The side veggie was choy, some sort of choy. Not bok choy, some other choy. The best choy I’ve ever tasted. I don’t even have a picture to show you because I was not planning this blog. And all I wanted to do was have a nice dinner. Once we took a bite, I said “I need to go get my camera, this is amazing.” My blog isn’t known for its amazing photos unfortunately, although I would love to change that. So, you got one picture, before I devoured my dinner!

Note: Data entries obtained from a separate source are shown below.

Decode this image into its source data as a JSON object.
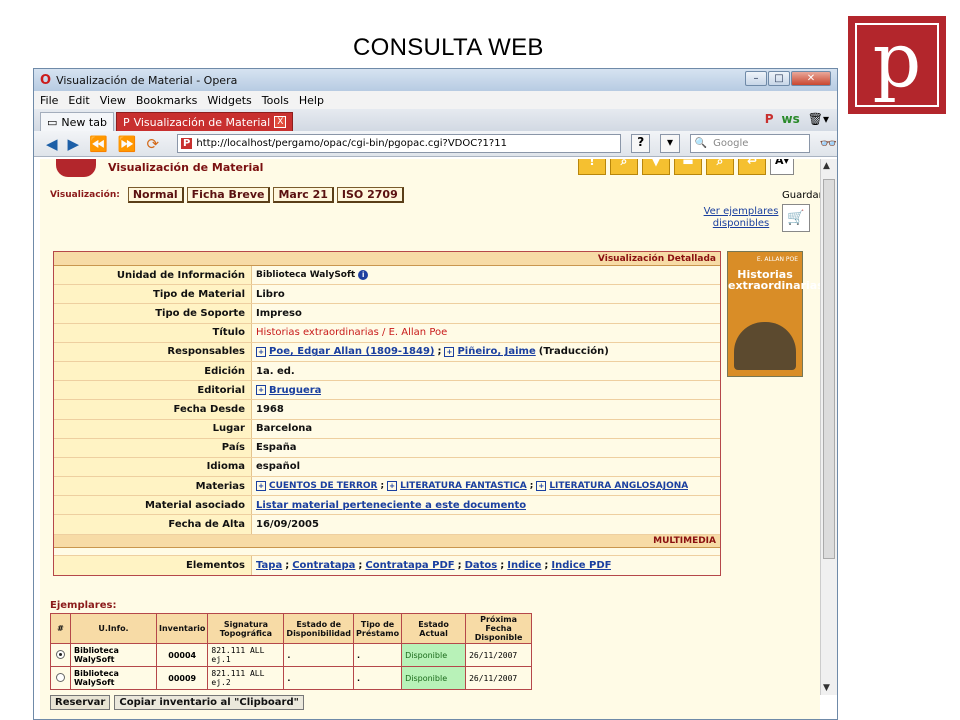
{
  "slide": {
    "title": "CONSULTA WEB",
    "logo_letter": "p"
  },
  "window": {
    "title": "Visualización de Material - Opera",
    "menu": [
      "File",
      "Edit",
      "View",
      "Bookmarks",
      "Widgets",
      "Tools",
      "Help"
    ],
    "tabs": [
      {
        "label": "New tab",
        "active": false
      },
      {
        "label": "Visualización de Material",
        "active": true
      }
    ],
    "url": "http://localhost/pergamo/opac/cgi-bin/pgopac.cgi?VDOC?1?11",
    "search_placeholder": "Google"
  },
  "page": {
    "title": "Visualización de Material",
    "visualizacion_label": "Visualización:",
    "view_buttons": [
      "Normal",
      "Ficha Breve",
      "Marc 21",
      "ISO 2709"
    ],
    "guardar": "Guardar",
    "ver_ejemplares": "Ver ejemplares disponibles",
    "font_button": "A",
    "detail_header": "Visualización Detallada",
    "fields": [
      {
        "key": "Unidad de Información",
        "value": "Biblioteca WalySoft"
      },
      {
        "key": "Tipo de Material",
        "value": "Libro"
      },
      {
        "key": "Tipo de Soporte",
        "value": "Impreso"
      },
      {
        "key": "Título",
        "value": "Historias extraordinarias / E. Allan Poe"
      },
      {
        "key": "Responsables",
        "link1": "Poe, Edgar Allan (1809-1849)",
        "sep": ";",
        "link2": "Piñeiro, Jaime",
        "note": "(Traducción)"
      },
      {
        "key": "Edición",
        "value": "1a. ed."
      },
      {
        "key": "Editorial",
        "link1": "Bruguera"
      },
      {
        "key": "Fecha Desde",
        "value": "1968"
      },
      {
        "key": "Lugar",
        "value": "Barcelona"
      },
      {
        "key": "País",
        "value": "España"
      },
      {
        "key": "Idioma",
        "value": "español"
      },
      {
        "key": "Materias",
        "link1": "CUENTOS DE TERROR",
        "link2": "LITERATURA FANTASTICA",
        "link3": "LITERATURA ANGLOSAJONA"
      },
      {
        "key": "Material asociado",
        "link1": "Listar material perteneciente a este documento"
      },
      {
        "key": "Fecha de Alta",
        "value": "16/09/2005"
      }
    ],
    "multimedia_header": "MULTIMEDIA",
    "elementos": {
      "key": "Elementos",
      "links": [
        "Tapa",
        "Contratapa",
        "Contratapa PDF",
        "Datos",
        "Indice",
        "Indice PDF"
      ]
    },
    "cover": {
      "author": "E. ALLAN POE",
      "title": "Historias extraordinarias"
    },
    "ejemplares_label": "Ejemplares:",
    "table": {
      "headers": [
        "#",
        "U.Info.",
        "Inventario",
        "Signatura Topográfica",
        "Estado de Disponibilidad",
        "Tipo de Préstamo",
        "Estado Actual",
        "Próxima Fecha Disponible"
      ],
      "rows": [
        [
          "",
          "Biblioteca WalySoft",
          "00004",
          "821.111 ALL ej.1",
          ".",
          ".",
          "Disponible",
          "26/11/2007"
        ],
        [
          "",
          "Biblioteca WalySoft",
          "00009",
          "821.111 ALL ej.2",
          ".",
          ".",
          "Disponible",
          "26/11/2007"
        ]
      ]
    },
    "buttons": {
      "reservar": "Reservar",
      "copiar": "Copiar inventario al \"Clipboard\""
    }
  }
}
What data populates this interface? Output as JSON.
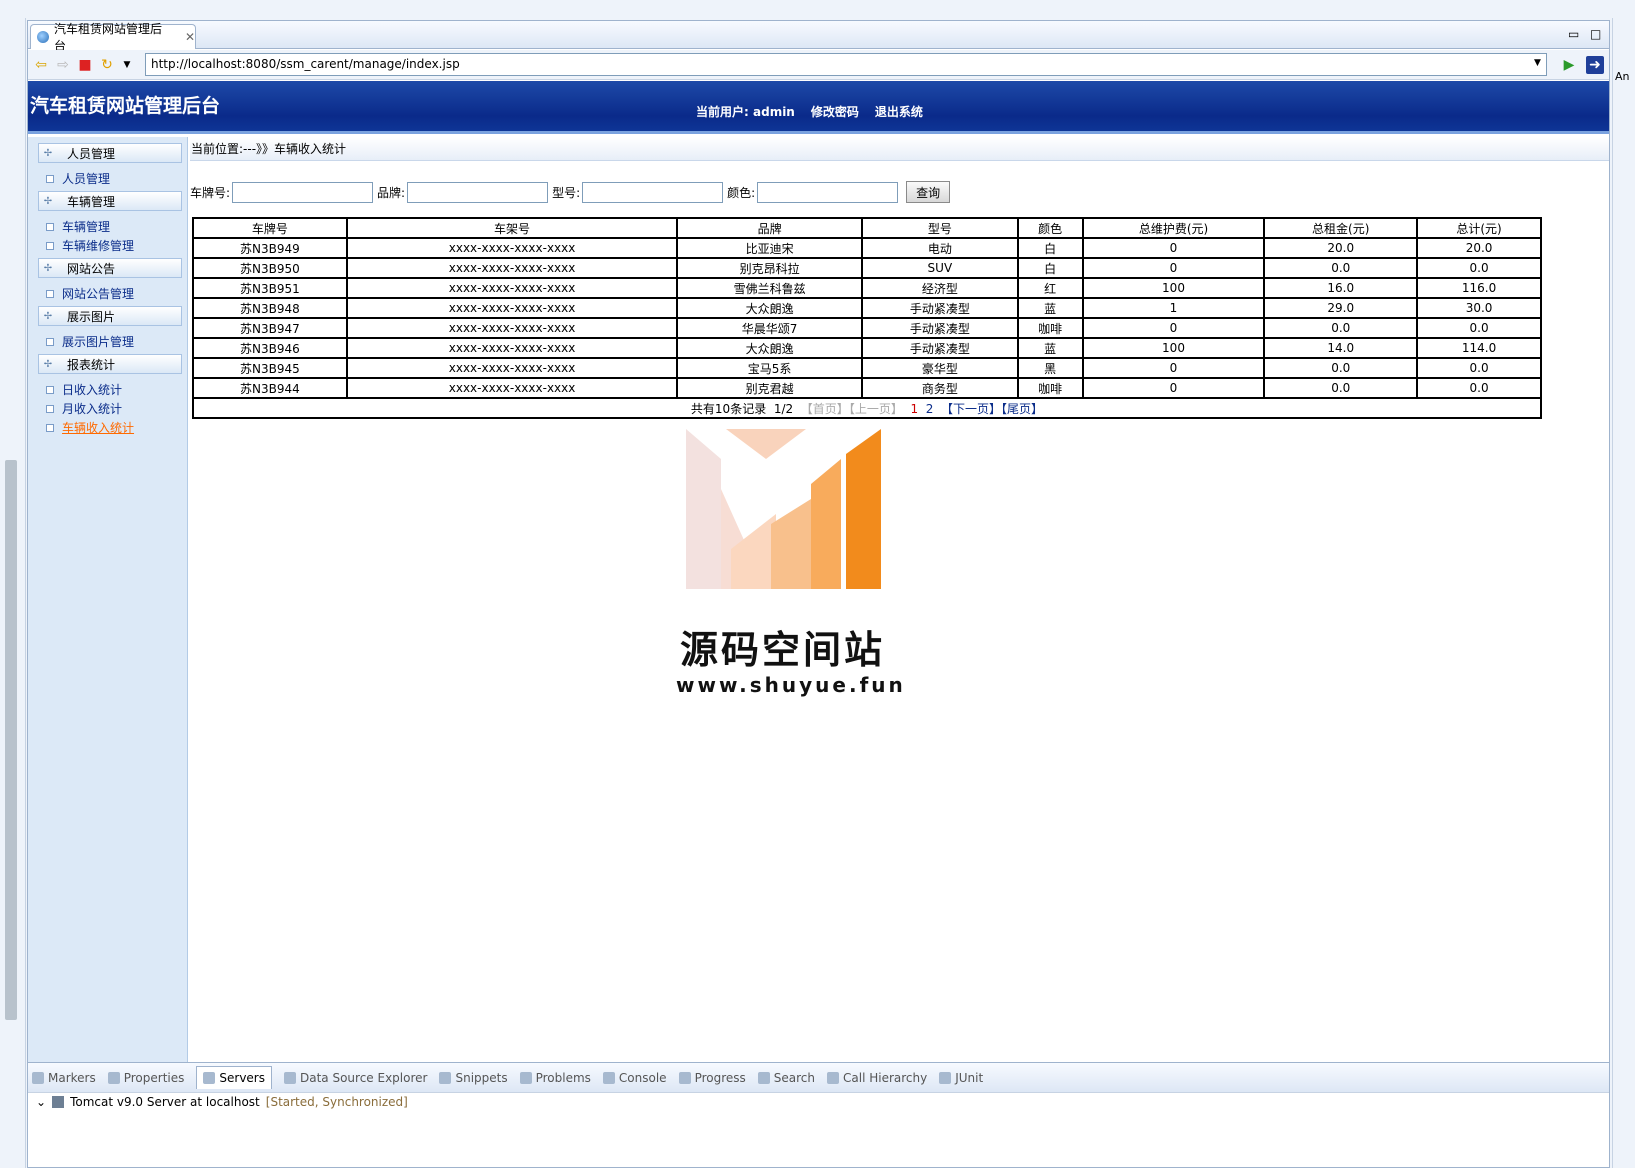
{
  "ide": {
    "editor_tab_title": "汽车租赁网站管理后台",
    "url": "http://localhost:8080/ssm_carent/manage/index.jsp",
    "right_gutter_text": "An"
  },
  "site": {
    "title": "汽车租赁网站管理后台",
    "current_user_label": "当前用户:",
    "current_user": "admin",
    "change_password": "修改密码",
    "logout": "退出系统"
  },
  "sidebar": {
    "groups": [
      {
        "label": "人员管理",
        "items": [
          {
            "label": "人员管理"
          }
        ]
      },
      {
        "label": "车辆管理",
        "items": [
          {
            "label": "车辆管理"
          },
          {
            "label": "车辆维修管理"
          }
        ]
      },
      {
        "label": "网站公告",
        "items": [
          {
            "label": "网站公告管理"
          }
        ]
      },
      {
        "label": "展示图片",
        "items": [
          {
            "label": "展示图片管理"
          }
        ]
      },
      {
        "label": "报表统计",
        "items": [
          {
            "label": "日收入统计"
          },
          {
            "label": "月收入统计"
          },
          {
            "label": "车辆收入统计"
          }
        ]
      }
    ]
  },
  "breadcrumb": "当前位置:---》》车辆收入统计",
  "search": {
    "plate_label": "车牌号:",
    "brand_label": "品牌:",
    "model_label": "型号:",
    "color_label": "颜色:",
    "submit_label": "查询"
  },
  "table": {
    "headers": [
      "车牌号",
      "车架号",
      "品牌",
      "型号",
      "颜色",
      "总维护费(元)",
      "总租金(元)",
      "总计(元)"
    ],
    "rows": [
      [
        "苏N3B949",
        "xxxx-xxxx-xxxx-xxxx",
        "比亚迪宋",
        "电动",
        "白",
        "0",
        "20.0",
        "20.0"
      ],
      [
        "苏N3B950",
        "xxxx-xxxx-xxxx-xxxx",
        "别克昂科拉",
        "SUV",
        "白",
        "0",
        "0.0",
        "0.0"
      ],
      [
        "苏N3B951",
        "xxxx-xxxx-xxxx-xxxx",
        "雪佛兰科鲁兹",
        "经济型",
        "红",
        "100",
        "16.0",
        "116.0"
      ],
      [
        "苏N3B948",
        "xxxx-xxxx-xxxx-xxxx",
        "大众朗逸",
        "手动紧凑型",
        "蓝",
        "1",
        "29.0",
        "30.0"
      ],
      [
        "苏N3B947",
        "xxxx-xxxx-xxxx-xxxx",
        "华晨华颂7",
        "手动紧凑型",
        "咖啡",
        "0",
        "0.0",
        "0.0"
      ],
      [
        "苏N3B946",
        "xxxx-xxxx-xxxx-xxxx",
        "大众朗逸",
        "手动紧凑型",
        "蓝",
        "100",
        "14.0",
        "114.0"
      ],
      [
        "苏N3B945",
        "xxxx-xxxx-xxxx-xxxx",
        "宝马5系",
        "豪华型",
        "黑",
        "0",
        "0.0",
        "0.0"
      ],
      [
        "苏N3B944",
        "xxxx-xxxx-xxxx-xxxx",
        "别克君越",
        "商务型",
        "咖啡",
        "0",
        "0.0",
        "0.0"
      ]
    ]
  },
  "pager": {
    "total": "共有10条记录",
    "page": "1/2",
    "first": "【首页】",
    "prev": "【上一页】",
    "p1": "1",
    "p2": "2",
    "next": "【下一页】",
    "last": "【尾页】"
  },
  "watermark": {
    "text_cn": "源码空间站",
    "text_url": "www.shuyue.fun"
  },
  "bottom_panel": {
    "tabs": [
      "Markers",
      "Properties",
      "Servers",
      "Data Source Explorer",
      "Snippets",
      "Problems",
      "Console",
      "Progress",
      "Search",
      "Call Hierarchy",
      "JUnit"
    ],
    "server_name": "Tomcat v9.0 Server at localhost",
    "server_status": "[Started, Synchronized]"
  },
  "colors": {
    "banner": "#0a2a8a",
    "active_link": "#ff6a00",
    "sidebar_bg": "#dce9f7"
  }
}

Anyways….Laurent had gotten this choy at H Mart in Niles. You have to go there. It is a huge Asian Market with a mind-boggling array of beautiful exotic veggies, fish, seafood, a dozen kinds of kim chee, a food court, rice cookers, etc. Laurent said the veggie choices were amazing. He wants to get fresh bamboo next time and some semi dried sliced octopus. So this member of the choy family had smaller, greener more texture-y leaves than bok choy and greener smaller stems, which I like. I don’t love the watery cabbage-y stems of bok choy. Give me green and leafy any day. So Laurent just sautéed the choy with a little olive oil, salt and pepper. That was it. That is all this whole dinner took, was olive oil, salt and pepper. Really. The choy had great, complex flavor and texture. It was almost fennel-y in taste, but, at the same time still had a deep green kale like flavor.
The only other accompaniment was some arugula and green apple tossed in; you guessed it, olive oil, salt and pepper. The fish, when plated, was dolloped with a mixture of yogurt, Dijon mustard, lemon juice, salt and pepper and a sprinkle of Thai basil. I haven’t used Thai basil in a while. I forgot how fragrant and distinct it was, fennel-y, peppery, biting. Not at all mellow like Italian basil. It added so much to the dinner even in such a tiny dose. The yogurt sauce added just a hint of flavor to the perfect fish without being overwhelming. I can’t imagine having used the sour cream, like it called for. The yogurt was light and creamy and tangy. The mustard added a little bite to enhance the mild fish.
After dinner we said, “We need to cook fish more often.” It is quick, easy, light and healthy. Dinner was literally done in ten minutes. How much faster can you get than that?
So, what a great dinner and inspiration for a blog post, all impromptu, passionate and straight from the heart; just like I like it. Because you never know when you are going to be inspired.
Here is the link to the inspiration for our halibut dinner in the April issue of Cooking Light. The recipe is actually written quite complicated, whereas it was a very easy preparation. Here is my interpretation!
Brush fish with olive oil, salt and pepper.
Broil for seven minutes or until done. It will be a little loose, just let it rest. You can always pop it back in the oven if it isn’t cooked enough.
Heat a cast iron skillet over medium heat. Throw in a little olive oil & then the choy variety of your choice. Add salt and pepper. Sautee briefly, until wilted.
Toss some arugula and sliced apple with olive oil and salt and pepper.
Mix 2 Tbl yogurt, 1 Tbl mustard (any kind you like), a squeeze of lemon juice and 1 tsp of chopped herbs (whatever kind you have on hand). Dollop this on the fish. Use the leftover on a salad the next day like I did. Yum!